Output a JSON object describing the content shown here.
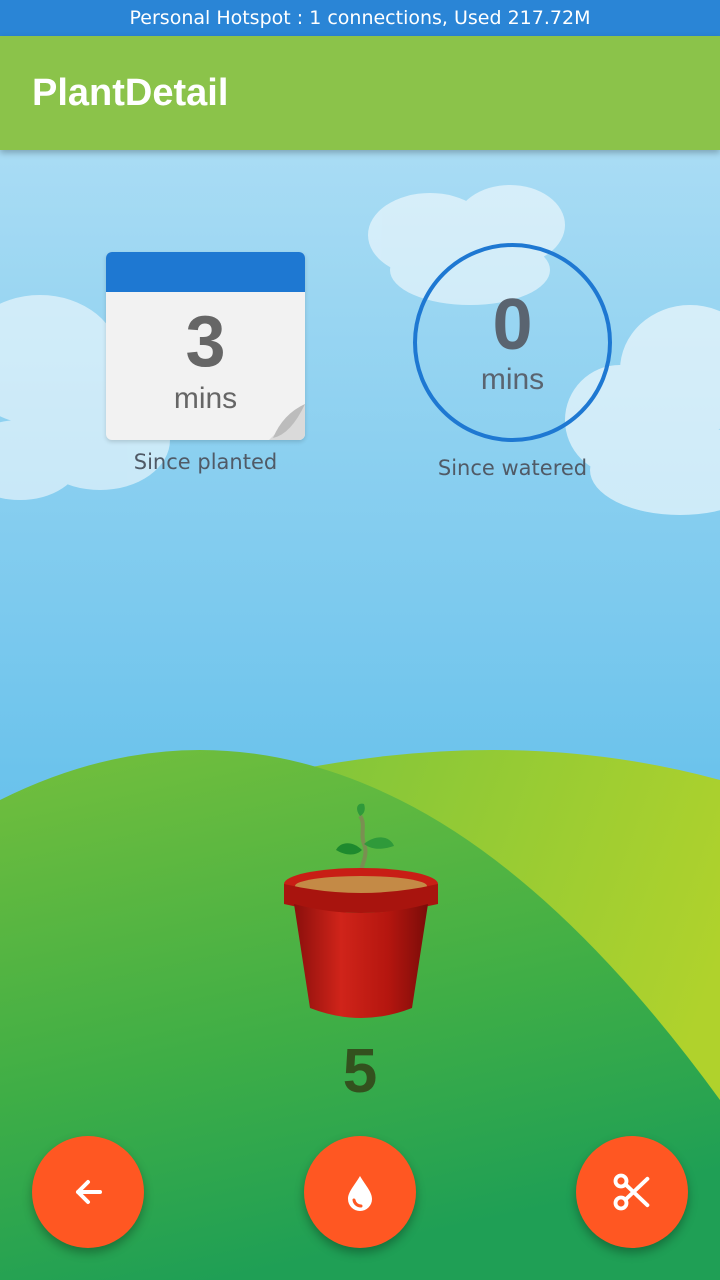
{
  "status_bar": {
    "text": "Personal Hotspot : 1 connections, Used 217.72M"
  },
  "app_bar": {
    "title": "PlantDetail"
  },
  "planted": {
    "value": "3",
    "unit": "mins",
    "label": "Since planted"
  },
  "watered": {
    "value": "0",
    "unit": "mins",
    "label": "Since watered"
  },
  "plant": {
    "count": "5"
  },
  "actions": [
    {
      "name": "back",
      "icon": "arrow-left-icon"
    },
    {
      "name": "water",
      "icon": "water-drop-icon"
    },
    {
      "name": "prune",
      "icon": "scissors-icon"
    }
  ],
  "colors": {
    "status_bar": "#2a85d6",
    "app_bar": "#8bc34a",
    "accent": "#1e78d2",
    "fab": "#ff5722",
    "pot": "#c41e14"
  }
}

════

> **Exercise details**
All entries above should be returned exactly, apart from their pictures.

> **Result for this exercise**
Output a JSON object describing the content shown here.
{
  "status_bar": {
    "text": "Personal Hotspot : 1 connections, Used 217.72M"
  },
  "app_bar": {
    "title": "PlantDetail"
  },
  "planted": {
    "value": "3",
    "unit": "mins",
    "label": "Since planted"
  },
  "watered": {
    "value": "0",
    "unit": "mins",
    "label": "Since watered"
  },
  "plant": {
    "count": "5"
  },
  "actions": [
    {
      "name": "back",
      "icon": "arrow-left-icon"
    },
    {
      "name": "water",
      "icon": "water-drop-icon"
    },
    {
      "name": "prune",
      "icon": "scissors-icon"
    }
  ],
  "colors": {
    "status_bar": "#2a85d6",
    "app_bar": "#8bc34a",
    "accent": "#1e78d2",
    "fab": "#ff5722",
    "pot": "#c41e14"
  }
}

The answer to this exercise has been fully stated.